When Stress Disables Coping
Effective decision-making is harder under stressful conditions. Our body chemistry mobilizes as if there’s a crisis and the most primitive part of the brain takes over. Rather than calmly weighing options and considering past experiences, we react in the moment at a maturity level we might later regret. Adaptable leaders know how to reboot the central nervous system to maintain poise and clarity. Try these tips the next time your coping is disabled.
Breathe with your diaphragm: This is simply the fastest way to reverse the fight-flight response and return the body to a normal state. A helpful chain reaction unfolds in which thousands of psychophysiological functions align for optimal decision quality.

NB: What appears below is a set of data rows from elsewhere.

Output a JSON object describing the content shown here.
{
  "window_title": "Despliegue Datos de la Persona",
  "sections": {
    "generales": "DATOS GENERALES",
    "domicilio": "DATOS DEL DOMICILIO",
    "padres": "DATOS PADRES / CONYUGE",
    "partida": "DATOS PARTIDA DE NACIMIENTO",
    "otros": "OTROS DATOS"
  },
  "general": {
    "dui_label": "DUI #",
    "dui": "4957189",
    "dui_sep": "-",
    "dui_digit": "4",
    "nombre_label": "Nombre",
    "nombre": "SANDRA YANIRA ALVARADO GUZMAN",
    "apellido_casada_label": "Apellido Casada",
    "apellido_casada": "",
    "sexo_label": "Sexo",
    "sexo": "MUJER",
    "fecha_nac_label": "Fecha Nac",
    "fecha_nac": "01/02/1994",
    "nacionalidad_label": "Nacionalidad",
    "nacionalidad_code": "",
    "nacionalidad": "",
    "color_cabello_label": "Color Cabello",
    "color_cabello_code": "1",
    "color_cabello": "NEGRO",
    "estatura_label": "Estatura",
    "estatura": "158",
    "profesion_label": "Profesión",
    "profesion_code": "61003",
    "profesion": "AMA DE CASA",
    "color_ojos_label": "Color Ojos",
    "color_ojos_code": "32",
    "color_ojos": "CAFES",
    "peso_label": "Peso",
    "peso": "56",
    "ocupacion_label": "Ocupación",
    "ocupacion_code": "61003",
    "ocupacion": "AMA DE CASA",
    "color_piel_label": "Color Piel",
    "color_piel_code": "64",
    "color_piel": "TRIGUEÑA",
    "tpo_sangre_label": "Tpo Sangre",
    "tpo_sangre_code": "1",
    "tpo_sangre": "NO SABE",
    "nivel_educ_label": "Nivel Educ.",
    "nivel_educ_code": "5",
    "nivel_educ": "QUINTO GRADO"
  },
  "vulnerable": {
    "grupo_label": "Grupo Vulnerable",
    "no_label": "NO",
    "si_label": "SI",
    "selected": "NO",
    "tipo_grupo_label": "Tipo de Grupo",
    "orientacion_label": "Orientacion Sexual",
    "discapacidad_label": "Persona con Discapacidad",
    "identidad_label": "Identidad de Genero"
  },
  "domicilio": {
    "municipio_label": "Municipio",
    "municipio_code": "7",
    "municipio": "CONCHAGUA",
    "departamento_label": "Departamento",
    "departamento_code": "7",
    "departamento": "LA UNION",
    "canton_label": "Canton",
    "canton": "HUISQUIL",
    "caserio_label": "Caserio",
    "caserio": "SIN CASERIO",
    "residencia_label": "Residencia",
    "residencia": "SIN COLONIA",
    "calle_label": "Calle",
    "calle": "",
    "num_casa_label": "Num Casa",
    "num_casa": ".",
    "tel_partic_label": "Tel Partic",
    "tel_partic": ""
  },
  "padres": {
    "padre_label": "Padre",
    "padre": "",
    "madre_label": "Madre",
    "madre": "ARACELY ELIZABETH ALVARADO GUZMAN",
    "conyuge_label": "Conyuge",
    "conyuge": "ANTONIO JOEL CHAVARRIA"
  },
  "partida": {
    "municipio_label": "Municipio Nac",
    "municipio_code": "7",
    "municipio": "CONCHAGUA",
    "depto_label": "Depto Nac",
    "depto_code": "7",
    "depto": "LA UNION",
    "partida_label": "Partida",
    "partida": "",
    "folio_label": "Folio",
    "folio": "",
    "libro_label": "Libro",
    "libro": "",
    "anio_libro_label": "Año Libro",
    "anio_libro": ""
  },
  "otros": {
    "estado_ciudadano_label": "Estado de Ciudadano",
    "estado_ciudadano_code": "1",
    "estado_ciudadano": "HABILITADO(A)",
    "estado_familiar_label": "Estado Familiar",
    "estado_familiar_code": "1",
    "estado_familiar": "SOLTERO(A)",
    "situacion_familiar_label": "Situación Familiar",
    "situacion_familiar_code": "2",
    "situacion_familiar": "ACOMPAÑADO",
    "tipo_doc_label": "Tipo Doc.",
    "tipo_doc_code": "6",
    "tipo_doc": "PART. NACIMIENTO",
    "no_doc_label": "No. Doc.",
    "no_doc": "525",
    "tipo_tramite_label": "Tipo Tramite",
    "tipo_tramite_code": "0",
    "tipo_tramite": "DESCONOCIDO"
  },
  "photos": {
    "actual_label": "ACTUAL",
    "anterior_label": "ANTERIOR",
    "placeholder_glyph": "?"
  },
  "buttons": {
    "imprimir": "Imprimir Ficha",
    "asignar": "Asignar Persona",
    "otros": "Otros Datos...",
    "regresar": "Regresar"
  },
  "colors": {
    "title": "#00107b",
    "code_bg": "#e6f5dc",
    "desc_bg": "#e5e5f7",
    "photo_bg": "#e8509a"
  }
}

Slow down your brain: Fast brain cycles are designed for crisis responsiveness but happen at the expense of access to memory (e.g. tip-of-the-tongue phenomenon, going blank on an exam, etc.). Even a one-minute meditation slows thinking sufficiently to reopen the advantage of study, learning, and previous experience.
Use your values as a compass: It’s nice to have something anchored when seas become turbulent. Personal and organizational mission and value statements offer reliable guides when navigating a storm. Treated as a checklist, our values become a filter and methodology for maintaining direction during uncertain times.
Think, write, talk: These mutually validating activities rely on different parts of the brain. Once you’ve given thorough consideration to a difficult situation, writing provides an integrative advantage. Upon reaching clarity, test conclusions in conversations with trusted colleagues, consultants, and mentors.
Become familiar with “the zone”: Insufficient stress subtracts from performance. Too much stress disables decision-making. There is a sweet spot in any endeavor that is characterized by effortlessness. Learning the physical, emotional, and cognitive markers of “the zone” bookmarks the state for future reference.
Healthy organizations embrace change even when it’s occurring quickly and unexpectedly. Employees watch their leaders closely when tension rises. Willingness to follow a leader during stressful times is driven by trust and safety. The ability to slow the world down when change is happening rapidly is a rare leadership competency.